What you have to do -
Where does the word "jobTitle" show up in the records? Copy every line that has it.

Exercise data -
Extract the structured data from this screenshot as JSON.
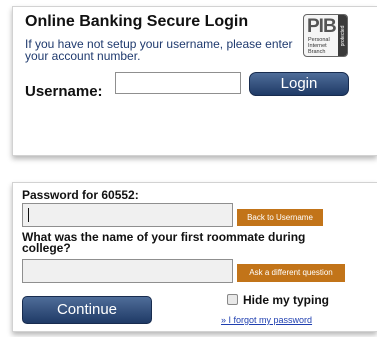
{
  "login_panel": {
    "title": "Online Banking Secure Login",
    "subtitle": "If you have not setup your username, please enter your account number.",
    "username_label": "Username:",
    "username_value": "",
    "login_button": "Login",
    "logo": {
      "letters": "PIB",
      "line1": "Personal",
      "line2": "Internet",
      "line3": "Branch",
      "side_text": "protected"
    }
  },
  "password_panel": {
    "password_label": "Password for 60552:",
    "password_value": "",
    "back_button": "Back to Username",
    "security_question": "What was the name of your first roommate during college?",
    "answer_value": "",
    "ask_different_button": "Ask a different question",
    "continue_button": "Continue",
    "hide_typing_label": "Hide my typing",
    "hide_typing_checked": false,
    "forgot_link": "» I forgot my password"
  },
  "colors": {
    "button_blue": "#1f3a66",
    "button_orange": "#c27419",
    "link_blue": "#1f3fb0",
    "subtitle_blue": "#1f3a6e"
  }
}
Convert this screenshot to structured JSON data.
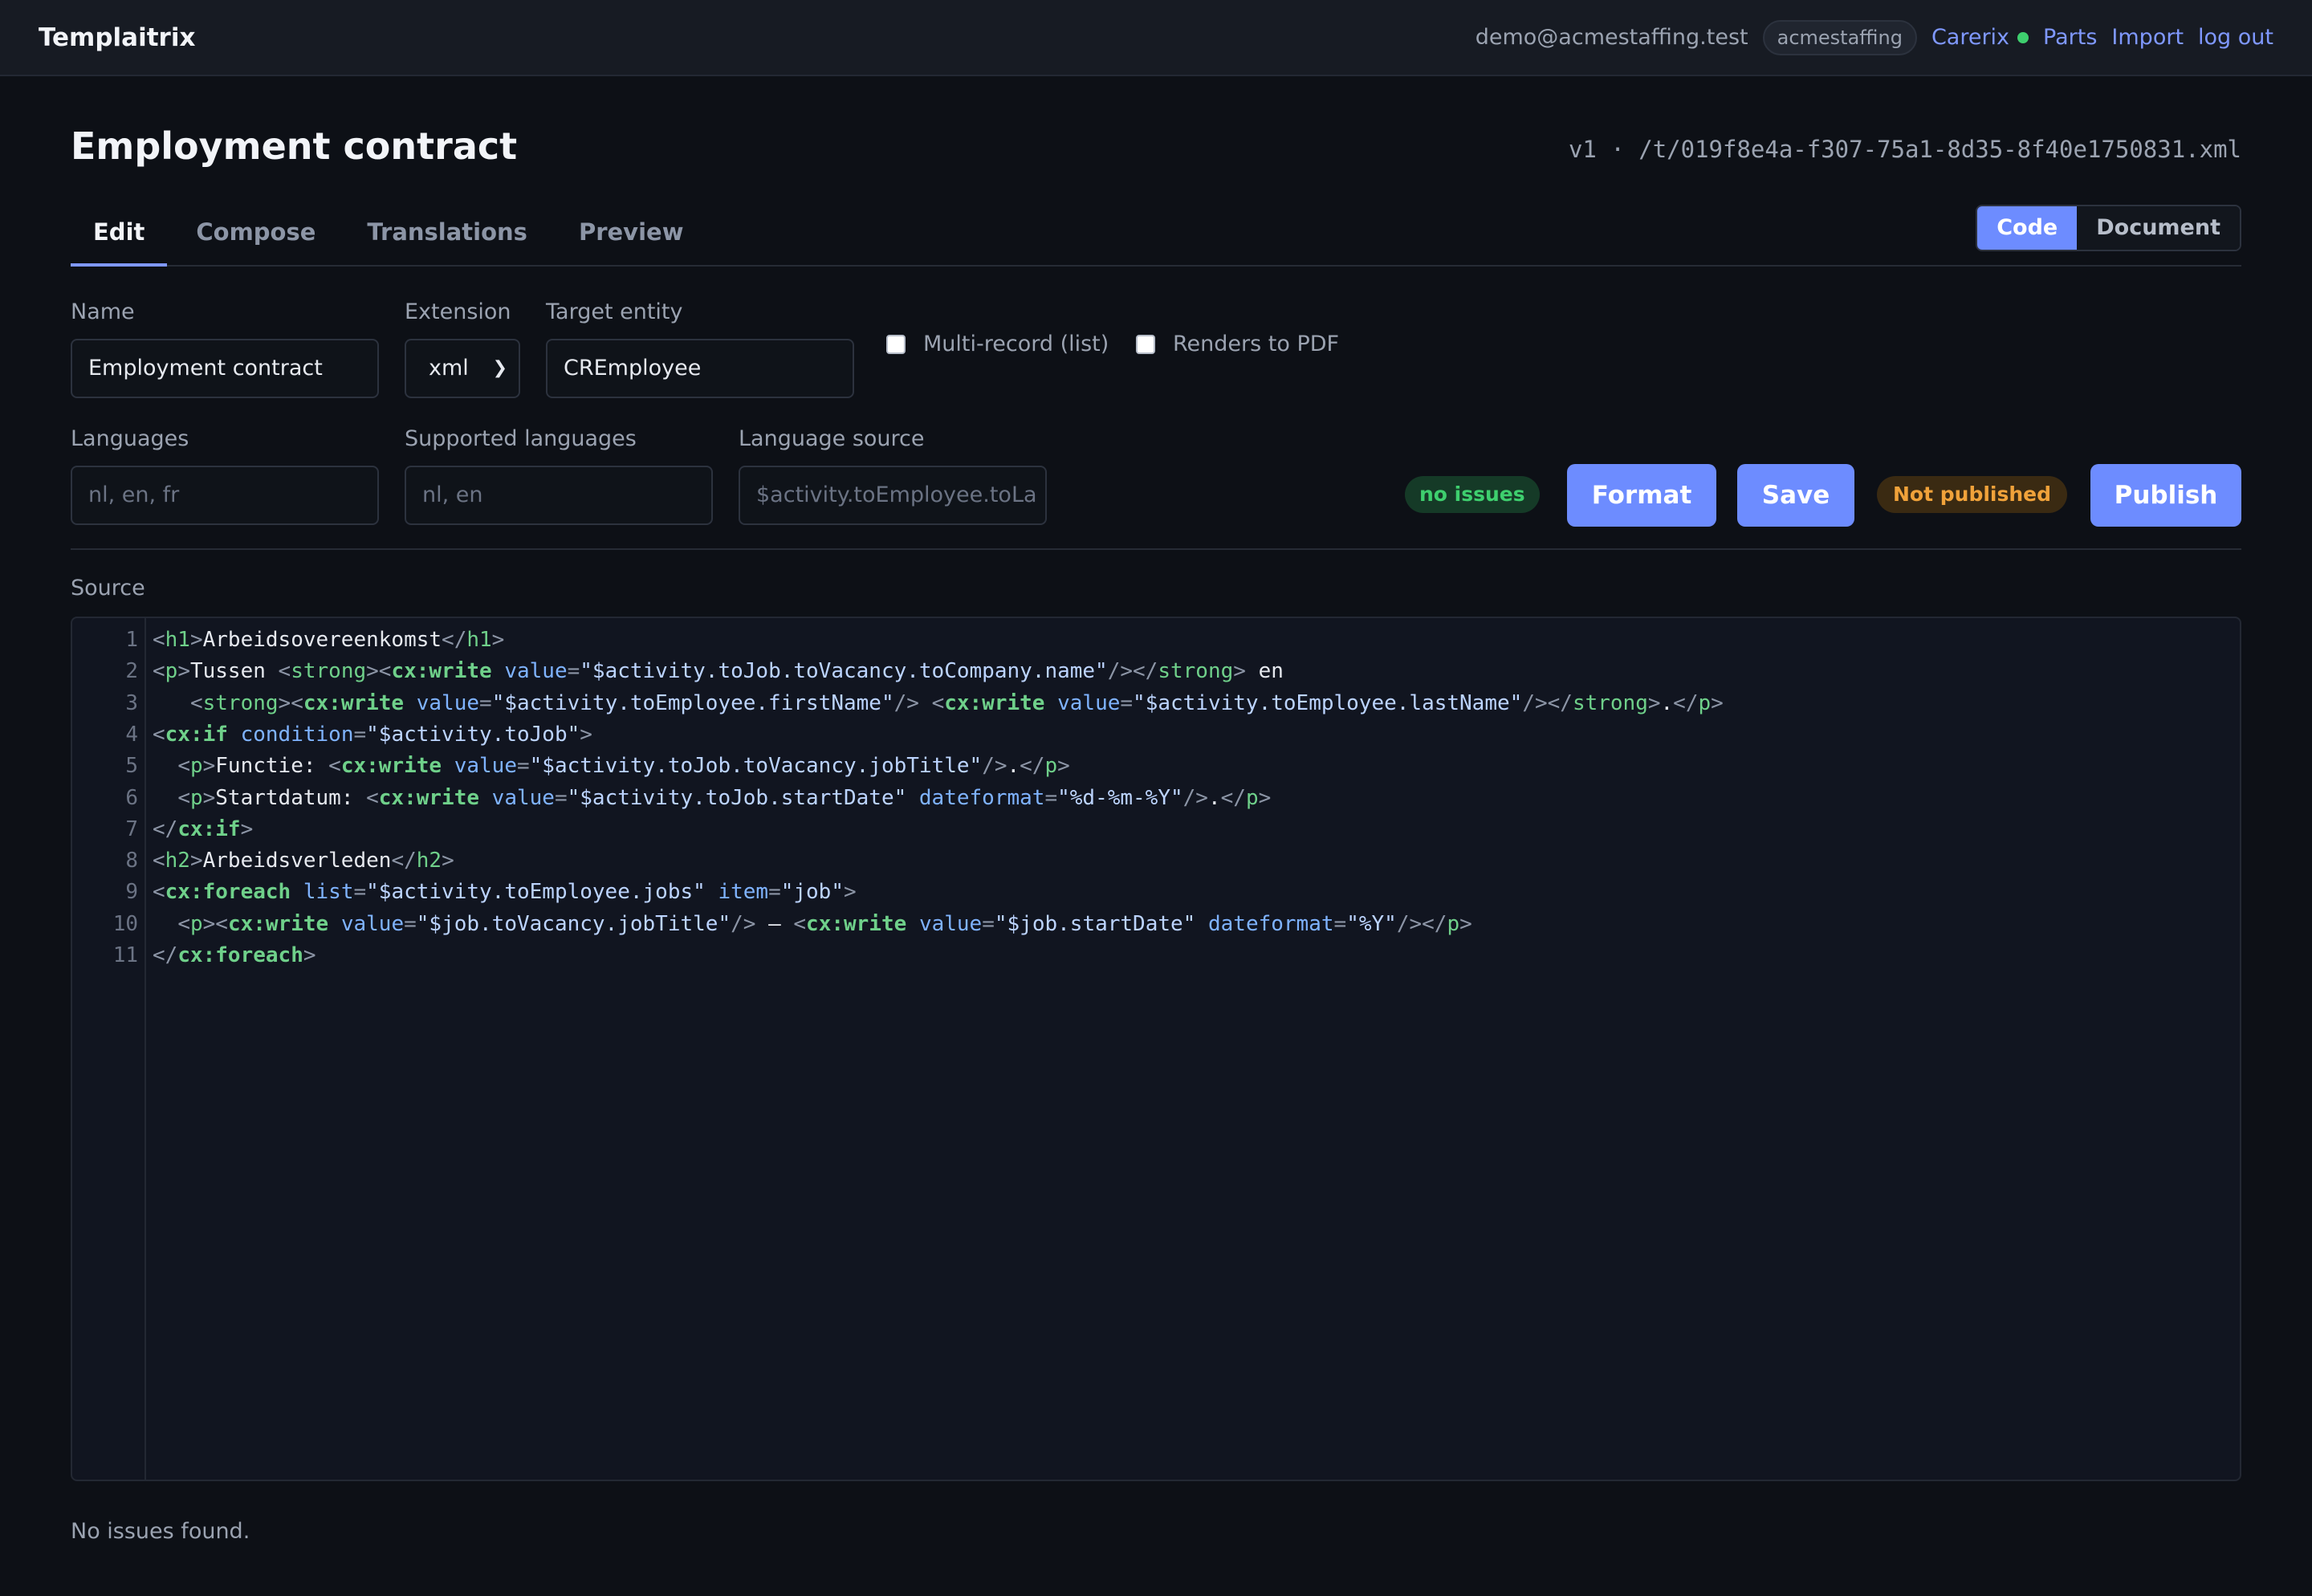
{
  "app": {
    "brand": "Templaitrix",
    "user_email": "demo@acmestaffing.test",
    "org": "acmestaffing",
    "nav": {
      "carerix": "Carerix",
      "parts": "Parts",
      "import": "Import",
      "logout": "log out"
    },
    "carerix_status_color": "#3ecf6e"
  },
  "page": {
    "title": "Employment contract",
    "meta": "v1 · /t/019f8e4a-f307-75a1-8d35-8f40e1750831.xml"
  },
  "tabs": [
    "Edit",
    "Compose",
    "Translations",
    "Preview"
  ],
  "active_tab": "Edit",
  "view_toggle": {
    "code": "Code",
    "document": "Document",
    "active": "Code"
  },
  "form": {
    "name": {
      "label": "Name",
      "value": "Employment contract"
    },
    "extension": {
      "label": "Extension",
      "value": "xml"
    },
    "target_entity": {
      "label": "Target entity",
      "value": "CREmployee"
    },
    "multi_record": {
      "label": "Multi-record (list)",
      "checked": false
    },
    "renders_pdf": {
      "label": "Renders to PDF",
      "checked": false
    },
    "languages": {
      "label": "Languages",
      "placeholder": "nl, en, fr"
    },
    "supported_languages": {
      "label": "Supported languages",
      "placeholder": "nl, en"
    },
    "language_source": {
      "label": "Language source",
      "placeholder": "$activity.toEmployee.toLa"
    }
  },
  "actions": {
    "issues_badge": "no issues",
    "format": "Format",
    "save": "Save",
    "publish_status": "Not published",
    "publish": "Publish"
  },
  "source": {
    "label": "Source",
    "lines": [
      [
        [
          "br",
          "<"
        ],
        [
          "tag",
          "h1"
        ],
        [
          "br",
          ">"
        ],
        [
          "txt",
          "Arbeidsovereenkomst"
        ],
        [
          "br",
          "</"
        ],
        [
          "tag",
          "h1"
        ],
        [
          "br",
          ">"
        ]
      ],
      [
        [
          "br",
          "<"
        ],
        [
          "tag",
          "p"
        ],
        [
          "br",
          ">"
        ],
        [
          "txt",
          "Tussen "
        ],
        [
          "br",
          "<"
        ],
        [
          "tag",
          "strong"
        ],
        [
          "br",
          "><"
        ],
        [
          "cx",
          "cx:write"
        ],
        [
          "txt",
          " "
        ],
        [
          "attr",
          "value"
        ],
        [
          "br",
          "="
        ],
        [
          "str",
          "\"$activity.toJob.toVacancy.toCompany.name\""
        ],
        [
          "br",
          "/></"
        ],
        [
          "tag",
          "strong"
        ],
        [
          "br",
          ">"
        ],
        [
          "txt",
          " en"
        ]
      ],
      [
        [
          "txt",
          "   "
        ],
        [
          "br",
          "<"
        ],
        [
          "tag",
          "strong"
        ],
        [
          "br",
          "><"
        ],
        [
          "cx",
          "cx:write"
        ],
        [
          "txt",
          " "
        ],
        [
          "attr",
          "value"
        ],
        [
          "br",
          "="
        ],
        [
          "str",
          "\"$activity.toEmployee.firstName\""
        ],
        [
          "br",
          "/>"
        ],
        [
          "txt",
          " "
        ],
        [
          "br",
          "<"
        ],
        [
          "cx",
          "cx:write"
        ],
        [
          "txt",
          " "
        ],
        [
          "attr",
          "value"
        ],
        [
          "br",
          "="
        ],
        [
          "str",
          "\"$activity.toEmployee.lastName\""
        ],
        [
          "br",
          "/></"
        ],
        [
          "tag",
          "strong"
        ],
        [
          "br",
          ">"
        ],
        [
          "txt",
          "."
        ],
        [
          "br",
          "</"
        ],
        [
          "tag",
          "p"
        ],
        [
          "br",
          ">"
        ]
      ],
      [
        [
          "br",
          "<"
        ],
        [
          "cx",
          "cx:if"
        ],
        [
          "txt",
          " "
        ],
        [
          "attr",
          "condition"
        ],
        [
          "br",
          "="
        ],
        [
          "str",
          "\"$activity.toJob\""
        ],
        [
          "br",
          ">"
        ]
      ],
      [
        [
          "txt",
          "  "
        ],
        [
          "br",
          "<"
        ],
        [
          "tag",
          "p"
        ],
        [
          "br",
          ">"
        ],
        [
          "txt",
          "Functie: "
        ],
        [
          "br",
          "<"
        ],
        [
          "cx",
          "cx:write"
        ],
        [
          "txt",
          " "
        ],
        [
          "attr",
          "value"
        ],
        [
          "br",
          "="
        ],
        [
          "str",
          "\"$activity.toJob.toVacancy.jobTitle\""
        ],
        [
          "br",
          "/>"
        ],
        [
          "txt",
          "."
        ],
        [
          "br",
          "</"
        ],
        [
          "tag",
          "p"
        ],
        [
          "br",
          ">"
        ]
      ],
      [
        [
          "txt",
          "  "
        ],
        [
          "br",
          "<"
        ],
        [
          "tag",
          "p"
        ],
        [
          "br",
          ">"
        ],
        [
          "txt",
          "Startdatum: "
        ],
        [
          "br",
          "<"
        ],
        [
          "cx",
          "cx:write"
        ],
        [
          "txt",
          " "
        ],
        [
          "attr",
          "value"
        ],
        [
          "br",
          "="
        ],
        [
          "str",
          "\"$activity.toJob.startDate\""
        ],
        [
          "txt",
          " "
        ],
        [
          "attr",
          "dateformat"
        ],
        [
          "br",
          "="
        ],
        [
          "str",
          "\"%d-%m-%Y\""
        ],
        [
          "br",
          "/>"
        ],
        [
          "txt",
          "."
        ],
        [
          "br",
          "</"
        ],
        [
          "tag",
          "p"
        ],
        [
          "br",
          ">"
        ]
      ],
      [
        [
          "br",
          "</"
        ],
        [
          "cx",
          "cx:if"
        ],
        [
          "br",
          ">"
        ]
      ],
      [
        [
          "br",
          "<"
        ],
        [
          "tag",
          "h2"
        ],
        [
          "br",
          ">"
        ],
        [
          "txt",
          "Arbeidsverleden"
        ],
        [
          "br",
          "</"
        ],
        [
          "tag",
          "h2"
        ],
        [
          "br",
          ">"
        ]
      ],
      [
        [
          "br",
          "<"
        ],
        [
          "cx",
          "cx:foreach"
        ],
        [
          "txt",
          " "
        ],
        [
          "attr",
          "list"
        ],
        [
          "br",
          "="
        ],
        [
          "str",
          "\"$activity.toEmployee.jobs\""
        ],
        [
          "txt",
          " "
        ],
        [
          "attr",
          "item"
        ],
        [
          "br",
          "="
        ],
        [
          "str",
          "\"job\""
        ],
        [
          "br",
          ">"
        ]
      ],
      [
        [
          "txt",
          "  "
        ],
        [
          "br",
          "<"
        ],
        [
          "tag",
          "p"
        ],
        [
          "br",
          "><"
        ],
        [
          "cx",
          "cx:write"
        ],
        [
          "txt",
          " "
        ],
        [
          "attr",
          "value"
        ],
        [
          "br",
          "="
        ],
        [
          "str",
          "\"$job.toVacancy.jobTitle\""
        ],
        [
          "br",
          "/>"
        ],
        [
          "txt",
          " – "
        ],
        [
          "br",
          "<"
        ],
        [
          "cx",
          "cx:write"
        ],
        [
          "txt",
          " "
        ],
        [
          "attr",
          "value"
        ],
        [
          "br",
          "="
        ],
        [
          "str",
          "\"$job.startDate\""
        ],
        [
          "txt",
          " "
        ],
        [
          "attr",
          "dateformat"
        ],
        [
          "br",
          "="
        ],
        [
          "str",
          "\"%Y\""
        ],
        [
          "br",
          "/></"
        ],
        [
          "tag",
          "p"
        ],
        [
          "br",
          ">"
        ]
      ],
      [
        [
          "br",
          "</"
        ],
        [
          "cx",
          "cx:foreach"
        ],
        [
          "br",
          ">"
        ]
      ]
    ]
  },
  "status_message": "No issues found."
}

Result of the task -
          "\"$activity.toJob.toVacancy.jobTitle\""
          "\"$job.toVacancy.jobTitle\""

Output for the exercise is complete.